Son Little (real name: Aaron Earl Livingston), one of many current artists remaking soul music in their distinctive way, gets right to work on his new album Aloha, hitting listeners with the super catchy and decidedly sexy “Hey Rose”. “Hey Rose / Your soul is the picture,” Little sings, “But your body is the frame / But the frame is exquisite / And you taste just like your name.” While those lyrics could be the most disastrous romantic lines ever, Little conveys them perfectly, his raspy but likable voice accompanied by minimal guitar chords and handclaps. Even within the seduction, there is a sense of foreboding: as the song ends, the couple are “engaged in lovers games”, but the singer then pleads, “can I hold you till these dark dreams fade?”

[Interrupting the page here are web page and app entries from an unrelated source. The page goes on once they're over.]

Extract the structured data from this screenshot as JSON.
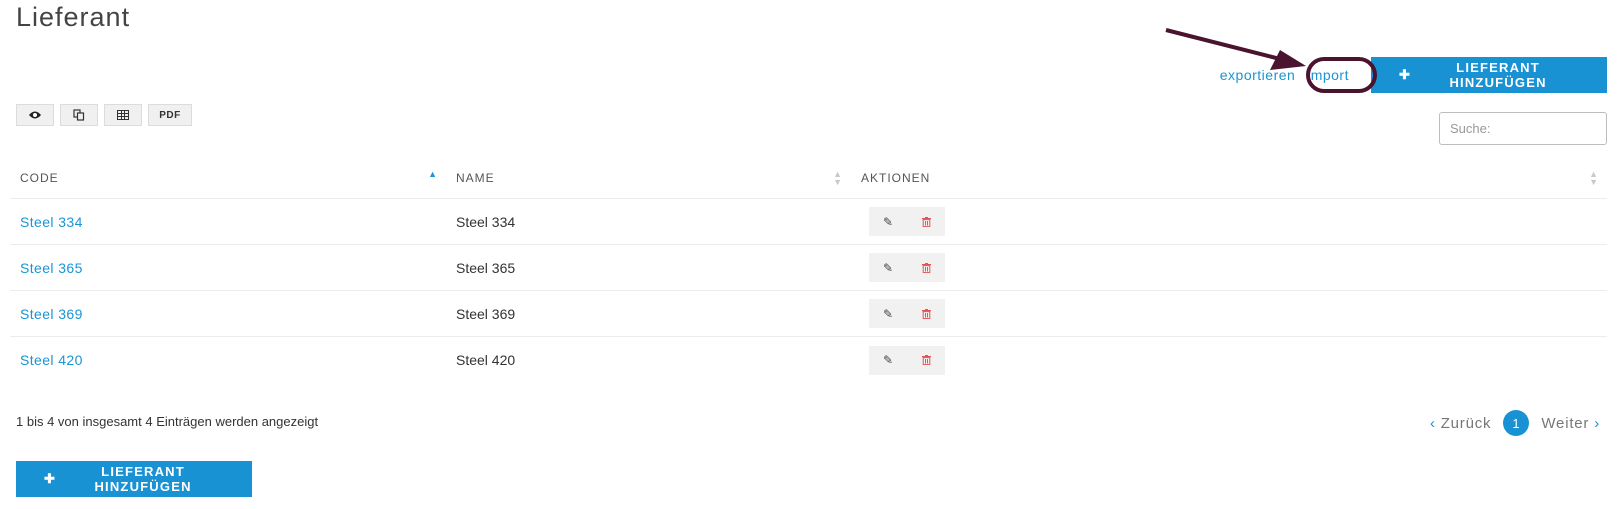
{
  "page": {
    "title": "Lieferant"
  },
  "toolbar": {
    "export_label": "exportieren",
    "import_label": "Import",
    "add_label": "LIEFERANT HINZUFÜGEN",
    "add_icon": "plus-icon"
  },
  "tools": {
    "view_icon": "eye-icon",
    "copy_icon": "copy-icon",
    "excel_icon": "table-icon",
    "pdf_label": "PDF"
  },
  "search": {
    "placeholder": "Suche:"
  },
  "table": {
    "headers": [
      "CODE",
      "NAME",
      "AKTIONEN"
    ],
    "rows": [
      {
        "code": "Steel 334",
        "name": "Steel 334"
      },
      {
        "code": "Steel 365",
        "name": "Steel 365"
      },
      {
        "code": "Steel 369",
        "name": "Steel 369"
      },
      {
        "code": "Steel 420",
        "name": "Steel 420"
      }
    ],
    "action_icons": [
      "edit-icon",
      "trash-icon"
    ]
  },
  "footer": {
    "info": "1 bis 4 von insgesamt 4 Einträgen werden angezeigt",
    "prev_label": "Zurück",
    "next_label": "Weiter",
    "current_page": "1",
    "add_label": "LIEFERANT HINZUFÜGEN"
  },
  "colors": {
    "accent": "#1992d4",
    "annotation": "#4a1430",
    "delete": "#e05555"
  }
}
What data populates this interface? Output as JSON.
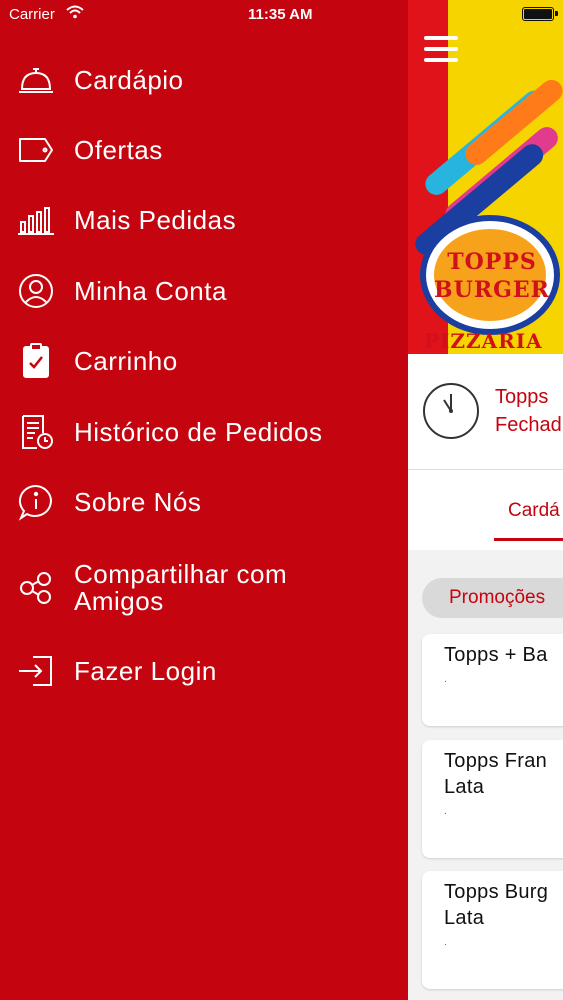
{
  "status_bar": {
    "carrier": "Carrier",
    "time": "11:35 AM",
    "wifi_icon": "wifi-icon",
    "battery_icon": "battery-icon"
  },
  "drawer": {
    "background": "#c4040e",
    "items": [
      {
        "label": "Cardápio",
        "icon": "service-bell-icon"
      },
      {
        "label": "Ofertas",
        "icon": "tag-icon"
      },
      {
        "label": "Mais Pedidas",
        "icon": "bar-chart-icon"
      },
      {
        "label": "Minha Conta",
        "icon": "user-circle-icon"
      },
      {
        "label": "Carrinho",
        "icon": "clipboard-check-icon"
      },
      {
        "label": "Histórico de Pedidos",
        "icon": "receipt-clock-icon"
      },
      {
        "label": "Sobre Nós",
        "icon": "info-bubble-icon"
      },
      {
        "label": "Compartilhar com\nAmigos",
        "icon": "share-nodes-icon"
      },
      {
        "label": "Fazer Login",
        "icon": "login-icon"
      }
    ]
  },
  "main": {
    "menu_icon": "hamburger-icon",
    "logo": {
      "line1": "TOPPS",
      "line2": "BURGER",
      "subtitle": "PIZZARIA"
    },
    "store": {
      "name": "Topps",
      "status": "Fechad"
    },
    "tabs": [
      {
        "label": "Cardá",
        "active": true
      }
    ],
    "category_chip": "Promoções",
    "cards": [
      {
        "title": "Topps + Ba",
        "subtitle": "."
      },
      {
        "title": "Topps Fran\nLata",
        "subtitle": "."
      },
      {
        "title": "Topps Burg\nLata",
        "subtitle": "."
      }
    ]
  },
  "colors": {
    "accent": "#c4040e",
    "banner_yellow": "#f5d400",
    "logo_blue": "#1a3fa0"
  }
}
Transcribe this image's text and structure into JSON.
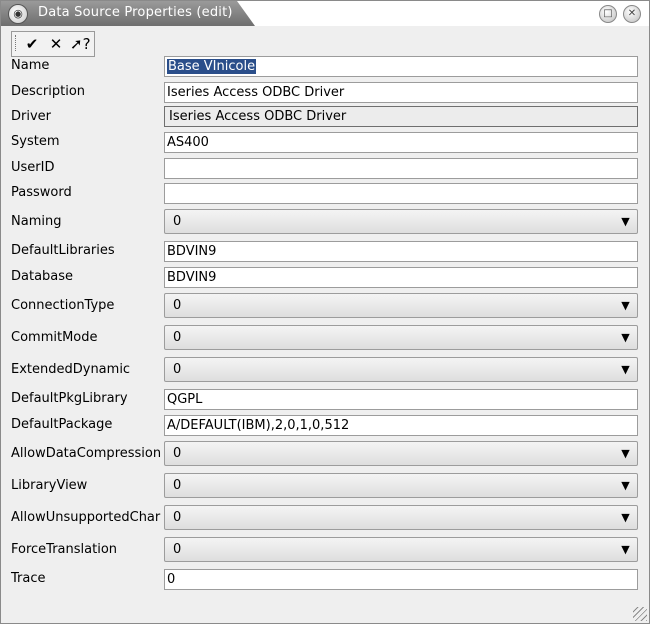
{
  "window": {
    "title": "Data Source Properties (edit)"
  },
  "toolbar": {
    "ok_icon": "checkmark-icon",
    "cancel_icon": "x-icon",
    "help_icon": "whats-this-help-icon"
  },
  "fields": {
    "name": {
      "label": "Name",
      "value": "Base VInicole"
    },
    "description": {
      "label": "Description",
      "value": "Iseries Access ODBC Driver"
    },
    "driver": {
      "label": "Driver",
      "value": "Iseries Access ODBC Driver"
    },
    "system": {
      "label": "System",
      "value": "AS400"
    },
    "userid": {
      "label": "UserID",
      "value": ""
    },
    "password": {
      "label": "Password",
      "value": ""
    },
    "naming": {
      "label": "Naming",
      "value": "0"
    },
    "default_libraries": {
      "label": "DefaultLibraries",
      "value": "BDVIN9"
    },
    "database": {
      "label": "Database",
      "value": "BDVIN9"
    },
    "connection_type": {
      "label": "ConnectionType",
      "value": "0"
    },
    "commit_mode": {
      "label": "CommitMode",
      "value": "0"
    },
    "extended_dynamic": {
      "label": "ExtendedDynamic",
      "value": "0"
    },
    "default_pkg_library": {
      "label": "DefaultPkgLibrary",
      "value": "QGPL"
    },
    "default_package": {
      "label": "DefaultPackage",
      "value": "A/DEFAULT(IBM),2,0,1,0,512"
    },
    "allow_data_compression": {
      "label": "AllowDataCompression",
      "value": "0"
    },
    "library_view": {
      "label": "LibraryView",
      "value": "0"
    },
    "allow_unsupported_char": {
      "label": "AllowUnsupportedChar",
      "value": "0"
    },
    "force_translation": {
      "label": "ForceTranslation",
      "value": "0"
    },
    "trace": {
      "label": "Trace",
      "value": "0"
    }
  }
}
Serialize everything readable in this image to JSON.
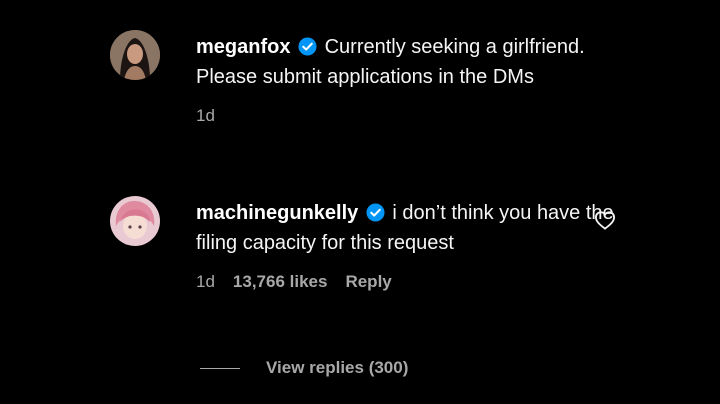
{
  "comments": [
    {
      "username": "meganfox",
      "text": "Currently seeking a girlfriend. Please submit applications in the DMs",
      "time": "1d"
    },
    {
      "username": "machinegunkelly",
      "text": "i don’t think you have the filing capacity for this request",
      "time": "1d",
      "likes": "13,766 likes",
      "reply_label": "Reply"
    }
  ],
  "view_replies": "View replies (300)",
  "icons": {
    "verified": "verified-badge-icon",
    "heart": "heart-outline-icon"
  },
  "colors": {
    "background": "#000000",
    "text": "#f5f5f5",
    "muted": "#a8a8a8",
    "verified": "#0095f6"
  }
}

“Hey Rose” is one of those album-opening songs that is so engaging that it might take listeners a while to get beyond it and settle into the rest of Aloha. But as the album unfolds, it becomes clear that Son Little is doing his best to balance feelings of ecstasy and despair.
Part of the reason for this dichotomy can be found in the story of how Aloha was made. In a recent PopMatters interview, Son Little recounted how a computer drive on which he’d been creating demos suddenly died on him, and essentially stayed dead, leading Livingston to write a new set of songs in a short space of time. Eight days, to be exact.
While we’ll never know what the original album that Little had planned would have sounded like, we do have Aloha, a thoughtful collection of songs that feels anything but rushed. While Little had previously self-produced his albums, he collaborated with French producer Renaud Letang on Aloha, resulting in an album that trades studio polish for a rough and ready sound that suits the album’s empathetic lyrics.
“Hey Rose” gets the album off on a relatively upbeat note, but the second song, “About Her. Again.” finds Little dissecting a tangled relationship in a classic Stax ballad style: “She said this ain’t workin’ / All my work was for nothin’ / So I’m sitting here, smoking / With my head in my hands.” Another ballad, “Suffer”, feels like the emotional centerpiece of the album, with Little again pondering the mysteries of a relationship and the inevitable pain that accompanies it. Despite the pain, “we don’t have to suffer / You and I / We don’t have to wade in the trenches every night.”
Little does offer one other upbeat pop track, “3rd Eye Weeping”, which, despite the bouncy music, finds the singer having a bad week. “Wanna grab a baseball bat / Smash up everything I see”, although he then decides, “I better get right and breathe.” Little expresses that determination to confront the trouble of life — whether these troubles are romantic, technological, or more existential in nature — most explicitly in the spooky and gospel-tinged “Neve Give Up” near the end of the album.
Son Little closes Aloha with the peaceful, but lyrically-ambivalent “After All (I Must Be Wrong)”. “I think I love you, but I must be gone / I mean I love you, but I must be wrong,” Little sings as the album gently fades away. The music is comforting, the lyrics just a bit disquieting. At the end of Aloha, ecstasy and despair continue to co-exist, much as they do in real life.